The modern power to tax was granted (unfortunately, IMO) by the 16th Amendment. The “power to define marriage,” sorry to say, is not only not among the designated powers of the Constitution, but I think the founders would be amazed to hear the suggestion that it was.

Whatever power it might be, King seems to think that it is inherent in government — especially conservative government. Just as those he calls “conservatives” are invested with that magical “moral authority” to impose “all manner of laws and regulations,” they also possess what he calls “true constitutional understanding and moral conviction”:

The authority to do either is derived from the same source. Anyone watching the forum, including the media, must understand that if a candidate possesses a true constitutional understanding and moral conviction, including a conservative foundation on the social issues, we have faith they will get the rest of it right.

The three pillars of American exceptionalism are the Judeo-Christian ethic, Western civilization and free-market capitalism. If our U.S. economy is to be strong, these three pillars cannot be separated. Neither can the values of the family and faith coalitions be excluded from the economics debate — they are integral to each other.

These American exceptionalism principles will be discussed Saturday, Mar. 26, when GOP presidential candidates and other national opinion leaders convene at my Conservative Principles Conference in Des Moines.

All Americans have a high calling — a religious term — to serve our country by renewing our national culture through faith and free enterprise.

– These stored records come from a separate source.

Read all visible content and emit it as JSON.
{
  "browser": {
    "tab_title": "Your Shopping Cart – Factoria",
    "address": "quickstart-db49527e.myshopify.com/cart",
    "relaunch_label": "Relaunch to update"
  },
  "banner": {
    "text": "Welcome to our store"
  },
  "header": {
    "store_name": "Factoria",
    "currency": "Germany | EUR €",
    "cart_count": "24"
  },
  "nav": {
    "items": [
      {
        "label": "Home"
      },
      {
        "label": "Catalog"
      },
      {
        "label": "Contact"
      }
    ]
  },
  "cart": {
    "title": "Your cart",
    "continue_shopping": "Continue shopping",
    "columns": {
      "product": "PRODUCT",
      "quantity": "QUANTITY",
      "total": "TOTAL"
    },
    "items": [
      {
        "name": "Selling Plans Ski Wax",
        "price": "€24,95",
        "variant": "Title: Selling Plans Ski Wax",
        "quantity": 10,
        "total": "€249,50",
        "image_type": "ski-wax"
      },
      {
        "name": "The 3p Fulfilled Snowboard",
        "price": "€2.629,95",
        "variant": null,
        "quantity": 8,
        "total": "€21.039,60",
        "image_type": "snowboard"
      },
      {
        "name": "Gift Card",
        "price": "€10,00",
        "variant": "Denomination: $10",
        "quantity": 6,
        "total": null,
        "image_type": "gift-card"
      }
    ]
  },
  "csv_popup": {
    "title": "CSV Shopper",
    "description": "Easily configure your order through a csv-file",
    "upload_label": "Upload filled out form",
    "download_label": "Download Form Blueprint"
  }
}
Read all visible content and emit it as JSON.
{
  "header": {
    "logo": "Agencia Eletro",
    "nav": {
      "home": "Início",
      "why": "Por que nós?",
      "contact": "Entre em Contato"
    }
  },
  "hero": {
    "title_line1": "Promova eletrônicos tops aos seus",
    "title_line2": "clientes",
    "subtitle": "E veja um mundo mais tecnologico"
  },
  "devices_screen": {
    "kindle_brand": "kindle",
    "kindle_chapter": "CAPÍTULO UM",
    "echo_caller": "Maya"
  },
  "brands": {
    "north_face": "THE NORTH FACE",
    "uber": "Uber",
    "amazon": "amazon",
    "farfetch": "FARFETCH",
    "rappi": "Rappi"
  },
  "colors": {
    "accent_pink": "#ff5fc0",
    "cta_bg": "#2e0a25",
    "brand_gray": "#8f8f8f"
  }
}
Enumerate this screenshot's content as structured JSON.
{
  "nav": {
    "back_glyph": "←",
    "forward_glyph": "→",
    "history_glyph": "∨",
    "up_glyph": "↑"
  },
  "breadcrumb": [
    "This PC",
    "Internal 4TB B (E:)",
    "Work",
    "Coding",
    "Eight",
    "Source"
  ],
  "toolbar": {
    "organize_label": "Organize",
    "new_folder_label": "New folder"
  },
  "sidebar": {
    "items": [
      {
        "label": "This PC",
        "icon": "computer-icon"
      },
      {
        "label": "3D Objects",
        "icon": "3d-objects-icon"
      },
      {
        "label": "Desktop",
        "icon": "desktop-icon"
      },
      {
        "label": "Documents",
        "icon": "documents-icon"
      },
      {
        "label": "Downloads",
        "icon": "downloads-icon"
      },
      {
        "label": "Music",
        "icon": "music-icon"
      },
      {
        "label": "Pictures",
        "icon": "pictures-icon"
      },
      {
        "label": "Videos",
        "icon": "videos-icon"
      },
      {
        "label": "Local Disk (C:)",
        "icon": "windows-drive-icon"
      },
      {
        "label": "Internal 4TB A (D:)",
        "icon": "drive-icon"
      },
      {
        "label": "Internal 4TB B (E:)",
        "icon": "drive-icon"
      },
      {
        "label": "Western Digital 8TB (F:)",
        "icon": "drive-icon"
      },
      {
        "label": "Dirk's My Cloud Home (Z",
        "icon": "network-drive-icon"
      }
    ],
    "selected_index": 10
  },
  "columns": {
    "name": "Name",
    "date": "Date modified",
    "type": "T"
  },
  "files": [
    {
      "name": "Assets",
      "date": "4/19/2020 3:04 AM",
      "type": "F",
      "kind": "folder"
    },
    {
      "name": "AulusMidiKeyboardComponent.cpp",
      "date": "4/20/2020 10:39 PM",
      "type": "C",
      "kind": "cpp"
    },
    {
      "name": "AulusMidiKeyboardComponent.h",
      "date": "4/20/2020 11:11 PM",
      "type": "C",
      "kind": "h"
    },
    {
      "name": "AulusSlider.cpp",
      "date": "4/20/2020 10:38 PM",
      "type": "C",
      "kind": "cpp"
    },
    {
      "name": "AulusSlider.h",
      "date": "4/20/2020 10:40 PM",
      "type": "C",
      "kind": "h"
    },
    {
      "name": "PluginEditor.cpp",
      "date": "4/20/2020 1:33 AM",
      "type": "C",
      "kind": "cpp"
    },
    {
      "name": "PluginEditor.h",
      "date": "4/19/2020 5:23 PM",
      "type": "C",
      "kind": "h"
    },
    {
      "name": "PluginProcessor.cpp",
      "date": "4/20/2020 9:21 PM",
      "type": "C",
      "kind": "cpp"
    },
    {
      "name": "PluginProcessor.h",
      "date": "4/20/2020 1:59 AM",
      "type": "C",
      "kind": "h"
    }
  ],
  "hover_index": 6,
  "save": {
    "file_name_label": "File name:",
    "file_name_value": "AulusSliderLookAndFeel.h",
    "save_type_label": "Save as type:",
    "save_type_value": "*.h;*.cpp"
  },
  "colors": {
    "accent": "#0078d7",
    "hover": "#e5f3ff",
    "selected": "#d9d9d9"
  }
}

I think the man is morphing religion into politics and economics, and then into the Constitution. This is something he has every right to do, according to the First Amendment and according to the principles of Rhetoric. And I have just as much right to disagree. I’d say that I think the man comes close to violating his oath to support and defend the Constitution, except I try to be diplomatic and accomodating in the interest of the coalition I like to think I believe in.
I will say this, though. If Steve King and his ilk are right in their definition of conservatism, then not only do I know that I am not a conservative, but I am glad I am not.
Which doesn’t make me a liberal, because liberals are socialists, socialism sucks, and Obama sucks so much that I would even vote for Steve King over him. 
I would have to take a vomit bag to the polls, though. Voting for that sort of conservative would make me sick. 
Not being a conservative sucks. In many ways, being a conservative would make my life so much easier. Not only could I agree with people instead of keeping my mouth shut, but I wouldn’t have to throw up!
And being a liberal — that would really open doors.
But that would be even worse than having to throw up occasionally. In fact, I would sooner die than become a liberal. Sickening though the idea is, I would rather be a Steve King conservative than a Barack Obama liberal. I hate the latter more than the former. (Some consolation that is.)
So I remain politically homeless. A loser, even. Sometimes it is depressing.
It’s tough not to have the right principles.